# [Assigned task]
Retrieve every line from the records in which the word "verified" occurs.

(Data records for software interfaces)
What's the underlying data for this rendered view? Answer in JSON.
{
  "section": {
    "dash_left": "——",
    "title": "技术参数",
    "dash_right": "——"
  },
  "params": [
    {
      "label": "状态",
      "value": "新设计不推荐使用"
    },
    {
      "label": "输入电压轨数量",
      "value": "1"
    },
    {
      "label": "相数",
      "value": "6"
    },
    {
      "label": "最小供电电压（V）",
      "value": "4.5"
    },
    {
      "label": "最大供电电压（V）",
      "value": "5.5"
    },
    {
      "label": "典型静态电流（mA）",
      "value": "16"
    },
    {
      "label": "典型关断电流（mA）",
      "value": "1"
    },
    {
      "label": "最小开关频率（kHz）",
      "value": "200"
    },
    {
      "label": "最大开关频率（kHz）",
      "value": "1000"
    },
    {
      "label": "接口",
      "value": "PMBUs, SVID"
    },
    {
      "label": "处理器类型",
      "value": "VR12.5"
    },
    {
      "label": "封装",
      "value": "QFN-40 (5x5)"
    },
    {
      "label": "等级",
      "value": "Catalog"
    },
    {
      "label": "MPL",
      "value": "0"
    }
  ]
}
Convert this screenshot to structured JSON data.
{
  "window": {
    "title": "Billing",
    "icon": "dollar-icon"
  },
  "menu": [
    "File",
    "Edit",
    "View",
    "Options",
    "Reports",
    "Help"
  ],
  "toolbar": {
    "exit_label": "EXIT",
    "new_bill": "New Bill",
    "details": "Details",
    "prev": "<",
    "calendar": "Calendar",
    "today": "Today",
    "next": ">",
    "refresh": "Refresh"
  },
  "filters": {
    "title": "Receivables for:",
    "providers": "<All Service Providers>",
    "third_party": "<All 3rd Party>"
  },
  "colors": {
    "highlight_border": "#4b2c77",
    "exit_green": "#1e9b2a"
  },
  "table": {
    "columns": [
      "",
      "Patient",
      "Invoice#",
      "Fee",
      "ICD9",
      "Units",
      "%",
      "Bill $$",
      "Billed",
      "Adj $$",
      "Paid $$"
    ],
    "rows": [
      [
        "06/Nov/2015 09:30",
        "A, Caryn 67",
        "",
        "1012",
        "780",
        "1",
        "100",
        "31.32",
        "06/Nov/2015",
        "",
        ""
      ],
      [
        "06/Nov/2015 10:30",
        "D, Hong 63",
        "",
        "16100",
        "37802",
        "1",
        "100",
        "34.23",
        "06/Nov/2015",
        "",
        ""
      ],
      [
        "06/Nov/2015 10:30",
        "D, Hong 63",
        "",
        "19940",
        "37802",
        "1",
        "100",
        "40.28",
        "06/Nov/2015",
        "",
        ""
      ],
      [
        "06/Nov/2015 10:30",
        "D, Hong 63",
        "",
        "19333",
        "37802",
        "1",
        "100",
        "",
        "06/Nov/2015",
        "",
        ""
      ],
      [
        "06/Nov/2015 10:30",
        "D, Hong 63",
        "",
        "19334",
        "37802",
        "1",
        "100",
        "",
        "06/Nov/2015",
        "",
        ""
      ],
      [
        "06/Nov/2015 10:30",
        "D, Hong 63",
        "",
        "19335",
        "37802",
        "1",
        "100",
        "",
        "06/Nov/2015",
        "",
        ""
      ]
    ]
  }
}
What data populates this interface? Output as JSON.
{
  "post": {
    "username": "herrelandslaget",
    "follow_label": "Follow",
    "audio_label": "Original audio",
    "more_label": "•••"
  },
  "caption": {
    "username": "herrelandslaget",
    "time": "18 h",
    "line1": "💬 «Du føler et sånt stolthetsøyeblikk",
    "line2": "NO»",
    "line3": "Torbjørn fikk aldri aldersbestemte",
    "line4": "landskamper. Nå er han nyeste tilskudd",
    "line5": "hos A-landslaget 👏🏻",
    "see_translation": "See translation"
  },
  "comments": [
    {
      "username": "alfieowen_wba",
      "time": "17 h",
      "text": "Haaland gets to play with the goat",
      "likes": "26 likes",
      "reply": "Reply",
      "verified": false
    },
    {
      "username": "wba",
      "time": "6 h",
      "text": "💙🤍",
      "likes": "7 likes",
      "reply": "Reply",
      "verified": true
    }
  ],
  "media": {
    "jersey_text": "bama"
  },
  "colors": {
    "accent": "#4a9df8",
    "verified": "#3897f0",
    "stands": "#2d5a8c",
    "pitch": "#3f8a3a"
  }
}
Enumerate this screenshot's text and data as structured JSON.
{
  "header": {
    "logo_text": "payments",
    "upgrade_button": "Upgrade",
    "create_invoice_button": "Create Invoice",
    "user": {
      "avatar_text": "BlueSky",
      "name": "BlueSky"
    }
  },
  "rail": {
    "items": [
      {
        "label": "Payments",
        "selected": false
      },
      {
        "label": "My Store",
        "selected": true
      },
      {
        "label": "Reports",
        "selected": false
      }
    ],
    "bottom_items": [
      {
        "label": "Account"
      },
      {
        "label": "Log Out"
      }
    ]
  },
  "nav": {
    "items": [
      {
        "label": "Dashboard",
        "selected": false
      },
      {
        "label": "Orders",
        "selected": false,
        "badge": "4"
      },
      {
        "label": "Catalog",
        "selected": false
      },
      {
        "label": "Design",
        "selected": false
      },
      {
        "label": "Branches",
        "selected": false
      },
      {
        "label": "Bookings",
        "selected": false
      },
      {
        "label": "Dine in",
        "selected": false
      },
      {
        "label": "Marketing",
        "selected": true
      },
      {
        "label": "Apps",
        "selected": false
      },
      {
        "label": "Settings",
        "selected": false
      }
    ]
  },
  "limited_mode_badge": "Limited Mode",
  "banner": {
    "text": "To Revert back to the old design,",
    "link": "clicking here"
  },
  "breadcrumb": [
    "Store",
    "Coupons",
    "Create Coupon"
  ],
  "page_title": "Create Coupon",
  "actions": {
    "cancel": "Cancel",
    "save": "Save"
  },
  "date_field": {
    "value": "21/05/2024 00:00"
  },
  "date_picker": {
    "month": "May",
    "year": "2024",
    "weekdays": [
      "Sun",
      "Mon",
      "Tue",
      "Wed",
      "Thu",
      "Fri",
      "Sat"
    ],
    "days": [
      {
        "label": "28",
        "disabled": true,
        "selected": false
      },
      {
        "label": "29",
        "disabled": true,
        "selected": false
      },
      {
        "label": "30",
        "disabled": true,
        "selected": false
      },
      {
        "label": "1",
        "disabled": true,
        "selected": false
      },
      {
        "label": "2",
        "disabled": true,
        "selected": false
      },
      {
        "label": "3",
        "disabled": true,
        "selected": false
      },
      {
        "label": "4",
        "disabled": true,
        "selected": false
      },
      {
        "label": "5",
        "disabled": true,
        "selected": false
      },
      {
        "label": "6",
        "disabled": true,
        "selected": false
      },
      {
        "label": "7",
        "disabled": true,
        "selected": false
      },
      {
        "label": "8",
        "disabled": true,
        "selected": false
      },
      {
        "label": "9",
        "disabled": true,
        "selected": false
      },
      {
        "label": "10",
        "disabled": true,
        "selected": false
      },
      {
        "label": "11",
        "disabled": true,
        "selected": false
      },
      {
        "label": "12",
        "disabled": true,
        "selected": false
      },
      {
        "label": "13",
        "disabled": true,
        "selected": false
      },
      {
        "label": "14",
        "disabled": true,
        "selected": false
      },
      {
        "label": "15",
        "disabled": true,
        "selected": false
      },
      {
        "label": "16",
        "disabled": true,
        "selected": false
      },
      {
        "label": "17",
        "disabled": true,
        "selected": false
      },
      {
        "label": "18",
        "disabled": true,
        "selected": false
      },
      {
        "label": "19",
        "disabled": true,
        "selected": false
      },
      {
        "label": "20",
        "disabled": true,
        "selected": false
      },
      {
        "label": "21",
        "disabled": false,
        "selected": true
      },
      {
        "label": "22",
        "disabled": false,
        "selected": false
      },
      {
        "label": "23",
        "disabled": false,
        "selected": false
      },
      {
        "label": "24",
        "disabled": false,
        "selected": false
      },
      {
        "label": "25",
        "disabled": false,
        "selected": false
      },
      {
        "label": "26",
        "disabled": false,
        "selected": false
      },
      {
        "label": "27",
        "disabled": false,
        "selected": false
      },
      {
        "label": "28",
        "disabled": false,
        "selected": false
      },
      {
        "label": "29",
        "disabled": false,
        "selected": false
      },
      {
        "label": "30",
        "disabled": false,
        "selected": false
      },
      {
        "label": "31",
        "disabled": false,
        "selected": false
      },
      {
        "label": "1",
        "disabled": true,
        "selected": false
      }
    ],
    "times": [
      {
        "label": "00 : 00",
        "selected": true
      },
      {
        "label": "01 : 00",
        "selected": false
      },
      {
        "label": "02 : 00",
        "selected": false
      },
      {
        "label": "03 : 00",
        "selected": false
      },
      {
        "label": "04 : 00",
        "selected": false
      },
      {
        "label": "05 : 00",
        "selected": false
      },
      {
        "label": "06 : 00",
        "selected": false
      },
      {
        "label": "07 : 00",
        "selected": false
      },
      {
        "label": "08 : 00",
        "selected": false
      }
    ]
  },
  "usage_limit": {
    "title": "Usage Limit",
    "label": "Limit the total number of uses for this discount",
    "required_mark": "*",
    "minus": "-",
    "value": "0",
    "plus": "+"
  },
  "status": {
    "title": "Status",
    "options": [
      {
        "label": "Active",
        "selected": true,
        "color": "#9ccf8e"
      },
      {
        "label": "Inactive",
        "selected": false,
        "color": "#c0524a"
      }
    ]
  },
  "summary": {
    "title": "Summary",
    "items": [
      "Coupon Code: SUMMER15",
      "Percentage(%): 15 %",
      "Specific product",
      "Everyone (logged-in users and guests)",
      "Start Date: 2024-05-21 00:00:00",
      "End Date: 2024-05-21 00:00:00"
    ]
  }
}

# [Response to this task]
      "verified": false
      "verified": true
    "verified": "#3897f0",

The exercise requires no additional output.